Ignoring race is a convenient option for many white Americans and an expensive one for peoples of color. For white Americans, color blindness shields them from dealing with the intractable plague of racism and with the role race plays in inequality. People of color, on the other hand, can re-cast themselves as untouched by the tags of inferiority and inequality by minimizing the terror committed upon their ancestors and the role slavery has played in persistent discrimination. Color blindness seems to offer a respite from being pigeonholed, haunted, and separated by race.
Hamilton’s cheerleaders take great pride in the ability of the powerbrokers of a slave nation to provide inspiration to and connection with peoples of color. Hamilton, by design, does not challenge but reaffirms the American exceptionalism that casts the founders of a nation built on slavery and racism as freedom fighters. In casting the descendants of enslaved people as the founders, the musical integrates faces of color without burdening the audience with the baggage of racism and obscures slavery’s centrality to the origin of the United States.
Hamilton is an American immigrant story written by a descendant of the survivors of genocide in the Caribbean, kidnapping from Africa, and enslavement in the Americas. Monteiro suggests that though Hamilton integrates the physical bodies of people of color, the historic and present injustices against peoples of color are largely ignored so as not to threaten its feel-good underpinnings. Hamilton and A Birthday for George Washington each attempt to redefine the historical relationship between human traffickers and enslaved people. But while the descendants of enslaved people should not be forced to define themselves solely by the status of their ancestors, when color blindness leads to the erasure of past and current struggles of peoples of color against injustice, we must remind ourselves that Hamilton–and A Birthday Cake for George Washington–are escapist historical fiction, not history.
~ Jason E. Allen is the director of community engagement at the New Jersey Council for the Humanities. Previously, he was executive director of the Richard Allen museum at Mother Bethel A.M.E. in Philadelphia. He is a museum and non-profit consultant, specializing in exhibitions, programming, community engagement and development for his company, ABCDEdu, where he works with arts, culture, and heritage organizations seeking to engage underserved and underrepresented communities, histories, and memories. Jason serves on the boards of Historians Against Slavery and the New Jersey Association of Museums.

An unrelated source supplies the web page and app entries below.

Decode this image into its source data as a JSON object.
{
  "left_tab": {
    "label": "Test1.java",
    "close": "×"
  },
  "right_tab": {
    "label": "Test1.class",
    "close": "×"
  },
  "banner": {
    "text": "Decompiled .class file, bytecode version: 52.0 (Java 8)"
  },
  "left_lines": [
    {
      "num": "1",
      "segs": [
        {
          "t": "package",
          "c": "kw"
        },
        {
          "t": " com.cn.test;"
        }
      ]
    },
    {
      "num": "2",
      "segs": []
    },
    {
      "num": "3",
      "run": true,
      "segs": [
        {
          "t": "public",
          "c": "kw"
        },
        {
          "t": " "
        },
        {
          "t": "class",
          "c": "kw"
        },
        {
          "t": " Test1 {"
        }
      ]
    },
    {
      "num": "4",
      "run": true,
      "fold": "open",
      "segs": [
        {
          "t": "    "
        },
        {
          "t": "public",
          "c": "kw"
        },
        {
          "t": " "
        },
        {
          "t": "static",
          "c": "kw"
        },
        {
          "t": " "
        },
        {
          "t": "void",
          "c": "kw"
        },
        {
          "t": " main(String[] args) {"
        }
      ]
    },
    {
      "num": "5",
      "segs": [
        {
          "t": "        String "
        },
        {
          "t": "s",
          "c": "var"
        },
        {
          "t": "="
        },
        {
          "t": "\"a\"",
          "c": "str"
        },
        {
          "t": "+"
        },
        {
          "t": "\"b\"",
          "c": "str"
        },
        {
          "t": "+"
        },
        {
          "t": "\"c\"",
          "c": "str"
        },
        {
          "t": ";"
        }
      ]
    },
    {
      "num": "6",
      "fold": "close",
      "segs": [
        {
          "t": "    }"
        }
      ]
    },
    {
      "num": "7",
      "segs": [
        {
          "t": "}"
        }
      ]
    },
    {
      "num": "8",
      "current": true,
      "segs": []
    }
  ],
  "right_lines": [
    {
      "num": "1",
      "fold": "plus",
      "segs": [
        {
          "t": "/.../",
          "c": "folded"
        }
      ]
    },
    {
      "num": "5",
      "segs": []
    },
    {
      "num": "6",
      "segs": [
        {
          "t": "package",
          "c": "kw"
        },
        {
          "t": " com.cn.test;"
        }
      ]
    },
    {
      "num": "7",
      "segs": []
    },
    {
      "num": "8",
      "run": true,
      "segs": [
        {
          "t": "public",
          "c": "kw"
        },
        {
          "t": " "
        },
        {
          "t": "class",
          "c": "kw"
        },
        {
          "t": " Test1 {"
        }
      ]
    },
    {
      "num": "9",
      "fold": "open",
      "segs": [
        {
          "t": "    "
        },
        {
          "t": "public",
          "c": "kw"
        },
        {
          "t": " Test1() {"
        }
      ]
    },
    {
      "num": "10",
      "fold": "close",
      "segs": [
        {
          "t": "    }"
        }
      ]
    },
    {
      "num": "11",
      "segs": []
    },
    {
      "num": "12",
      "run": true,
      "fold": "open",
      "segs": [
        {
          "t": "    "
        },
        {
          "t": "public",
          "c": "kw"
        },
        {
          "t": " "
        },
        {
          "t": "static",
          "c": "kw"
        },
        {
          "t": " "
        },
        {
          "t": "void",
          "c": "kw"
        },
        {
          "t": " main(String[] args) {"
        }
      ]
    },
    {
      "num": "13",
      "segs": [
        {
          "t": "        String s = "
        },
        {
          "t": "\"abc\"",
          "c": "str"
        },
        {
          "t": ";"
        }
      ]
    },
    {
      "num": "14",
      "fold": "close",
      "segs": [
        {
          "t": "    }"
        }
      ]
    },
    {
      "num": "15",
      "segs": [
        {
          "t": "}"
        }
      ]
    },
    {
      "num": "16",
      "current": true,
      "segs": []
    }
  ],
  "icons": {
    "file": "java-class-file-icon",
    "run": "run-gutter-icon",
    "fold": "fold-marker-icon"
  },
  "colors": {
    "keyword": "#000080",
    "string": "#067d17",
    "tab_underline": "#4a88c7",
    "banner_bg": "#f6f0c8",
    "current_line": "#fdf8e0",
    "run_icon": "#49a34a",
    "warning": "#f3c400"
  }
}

Editor’s note: In “Race-Conscious Casting and the Erasure of the Black Past in Lin-Manuel Miranda’s Hamilton,” published in The Public Historian (38.1), Lyra Monteiro asks, “Is this the history that we most want black and brown youth to connect with–one in which black lives so clearly do not matter?” This is the second of four posts (first post here) that will be published by The Public Historian responding to Monteiro’s review.